Jensen limits himself mainly to the early work of Hutcheson, i.e., Inquiry Concerning Moral Good and Evil and Essay on the Nature and Conduct of the Passions and Affections, with brief mention of his later work. This seems to be quite justified in that the more interesting and perhaps more creative work of Hutcheson appears in his earlier writings. The main thrust of this study is to examine Hutcheson’s theory of motivation and his moral sense theory, first individually and then (...) in their interrelationship. Jensen’s presentation of Hutcheson’s moral sense theory makes use of the work and scholarship of such writers as Broad, Frankena, Blackstone and Peach, although Jensen assesses these authors, and in the last chapter, offers his own suggestions for the improvement of Hutcheson’s theory.

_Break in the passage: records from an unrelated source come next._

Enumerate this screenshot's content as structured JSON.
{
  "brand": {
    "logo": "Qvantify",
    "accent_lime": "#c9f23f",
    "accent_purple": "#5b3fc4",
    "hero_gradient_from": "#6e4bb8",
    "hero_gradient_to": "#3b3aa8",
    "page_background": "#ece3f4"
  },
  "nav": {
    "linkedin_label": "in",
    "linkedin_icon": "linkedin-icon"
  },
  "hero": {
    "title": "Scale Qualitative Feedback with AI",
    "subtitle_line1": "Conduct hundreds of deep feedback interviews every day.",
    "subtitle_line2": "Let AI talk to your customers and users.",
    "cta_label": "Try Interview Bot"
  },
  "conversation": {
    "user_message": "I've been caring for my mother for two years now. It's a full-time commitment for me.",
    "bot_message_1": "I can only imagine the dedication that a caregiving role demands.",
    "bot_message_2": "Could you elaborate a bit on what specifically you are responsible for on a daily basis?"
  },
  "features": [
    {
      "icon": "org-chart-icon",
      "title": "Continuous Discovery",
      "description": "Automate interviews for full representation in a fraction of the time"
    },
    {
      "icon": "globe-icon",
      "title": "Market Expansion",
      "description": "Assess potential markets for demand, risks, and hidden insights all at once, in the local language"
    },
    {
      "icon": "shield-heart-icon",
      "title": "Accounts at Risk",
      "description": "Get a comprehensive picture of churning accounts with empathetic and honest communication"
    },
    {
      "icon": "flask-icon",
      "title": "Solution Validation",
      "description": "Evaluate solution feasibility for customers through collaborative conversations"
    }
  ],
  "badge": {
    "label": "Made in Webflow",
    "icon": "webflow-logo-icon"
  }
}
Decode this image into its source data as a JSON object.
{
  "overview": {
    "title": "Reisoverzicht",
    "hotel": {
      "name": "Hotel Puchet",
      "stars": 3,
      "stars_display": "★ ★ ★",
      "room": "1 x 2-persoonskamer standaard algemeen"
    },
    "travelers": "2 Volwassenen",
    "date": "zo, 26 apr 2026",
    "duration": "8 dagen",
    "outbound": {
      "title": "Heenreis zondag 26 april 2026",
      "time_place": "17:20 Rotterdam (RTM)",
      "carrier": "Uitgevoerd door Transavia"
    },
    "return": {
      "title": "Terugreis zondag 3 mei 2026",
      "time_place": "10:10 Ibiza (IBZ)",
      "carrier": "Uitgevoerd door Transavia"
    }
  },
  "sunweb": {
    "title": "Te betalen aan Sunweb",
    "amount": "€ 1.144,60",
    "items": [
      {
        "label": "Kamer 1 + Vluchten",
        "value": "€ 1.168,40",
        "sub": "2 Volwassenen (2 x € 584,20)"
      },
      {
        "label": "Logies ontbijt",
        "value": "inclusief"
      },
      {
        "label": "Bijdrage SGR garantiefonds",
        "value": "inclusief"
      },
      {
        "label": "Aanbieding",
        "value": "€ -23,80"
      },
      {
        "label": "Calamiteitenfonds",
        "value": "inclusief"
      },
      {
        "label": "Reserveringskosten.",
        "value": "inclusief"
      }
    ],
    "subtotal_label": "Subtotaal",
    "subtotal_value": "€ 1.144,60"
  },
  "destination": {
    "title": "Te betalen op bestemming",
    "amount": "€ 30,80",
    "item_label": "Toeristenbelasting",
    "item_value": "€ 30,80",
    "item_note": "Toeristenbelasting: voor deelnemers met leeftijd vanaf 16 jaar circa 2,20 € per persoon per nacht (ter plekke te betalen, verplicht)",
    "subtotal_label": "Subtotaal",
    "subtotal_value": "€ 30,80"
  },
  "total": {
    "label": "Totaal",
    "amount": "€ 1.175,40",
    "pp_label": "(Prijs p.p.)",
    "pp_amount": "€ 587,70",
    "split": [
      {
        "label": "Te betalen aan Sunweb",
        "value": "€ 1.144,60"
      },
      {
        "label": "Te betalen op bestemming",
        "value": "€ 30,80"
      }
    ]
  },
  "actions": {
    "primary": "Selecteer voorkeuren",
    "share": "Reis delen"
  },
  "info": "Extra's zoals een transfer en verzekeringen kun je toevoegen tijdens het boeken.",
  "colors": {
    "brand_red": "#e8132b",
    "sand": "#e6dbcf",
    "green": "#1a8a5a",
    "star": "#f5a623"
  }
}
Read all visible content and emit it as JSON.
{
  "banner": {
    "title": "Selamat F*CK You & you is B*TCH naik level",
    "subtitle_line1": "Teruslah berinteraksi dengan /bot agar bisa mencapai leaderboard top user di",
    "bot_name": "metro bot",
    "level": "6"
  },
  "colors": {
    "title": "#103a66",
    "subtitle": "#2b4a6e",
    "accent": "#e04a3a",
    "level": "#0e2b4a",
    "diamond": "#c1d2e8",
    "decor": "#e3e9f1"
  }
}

The real forte of this book lies in the author’s original examination and reflection upon Hutcheson’s theory of motivation. It is this theory, Jensen declares, which "... constitutes one of his most valuable contributions to moral philosophy." It seems to be by virtue of this theory that Hutcheson can be understood as stressing the practical and dynamic dimensions of morality. Yet coupled with the moral sense theory, the results, as Jensen takes care to show, are somewhat disastrous. Some of the problems arising from this union are the following: how the moral sense influences motivation, how "justifying reasons" relate to action, and how obligation relates to motivation. This book is a scholarly work in philosophy which illumines some perennial philosophical perplexities in the light of recent philosophical work, thus making these problems intelligible and meaningful to philosophers today.—P. R. (shrink)
A well-written translation of Cournot's Essai sur les fondements de nos connaissances et sur les caractères de la critique philosophique. The author, little known in this country except for his work in mathematics and economics, first published this work in 1851. The Essay is part rationalism, part empiricism. The first half of the Essay argues for Cournot's theory of knowledge; the second relates his theory to problems of mathematics, logic, law, history, psychology, ethics, esthetics, and to his philosophical predecessors. It (...) is a work which will reward careful study and which will be of special interest to students of Peirce and Bergson. The translator has provided a lengthy introduction which will be of value to those unfamiliar with Cournot and Cournot literature, and an excellent index. --R. P. (shrink)
Conditions are stated under which the "argument by analogy" is consistent with the principle of inverse probability. It is contended that the argument by analogy, in conjunction with a crucial test, has a legitimate place in scientific logic. As an example the astrophysical problem of solar granulation is discussed in detail and other examples are mentioned more briefly.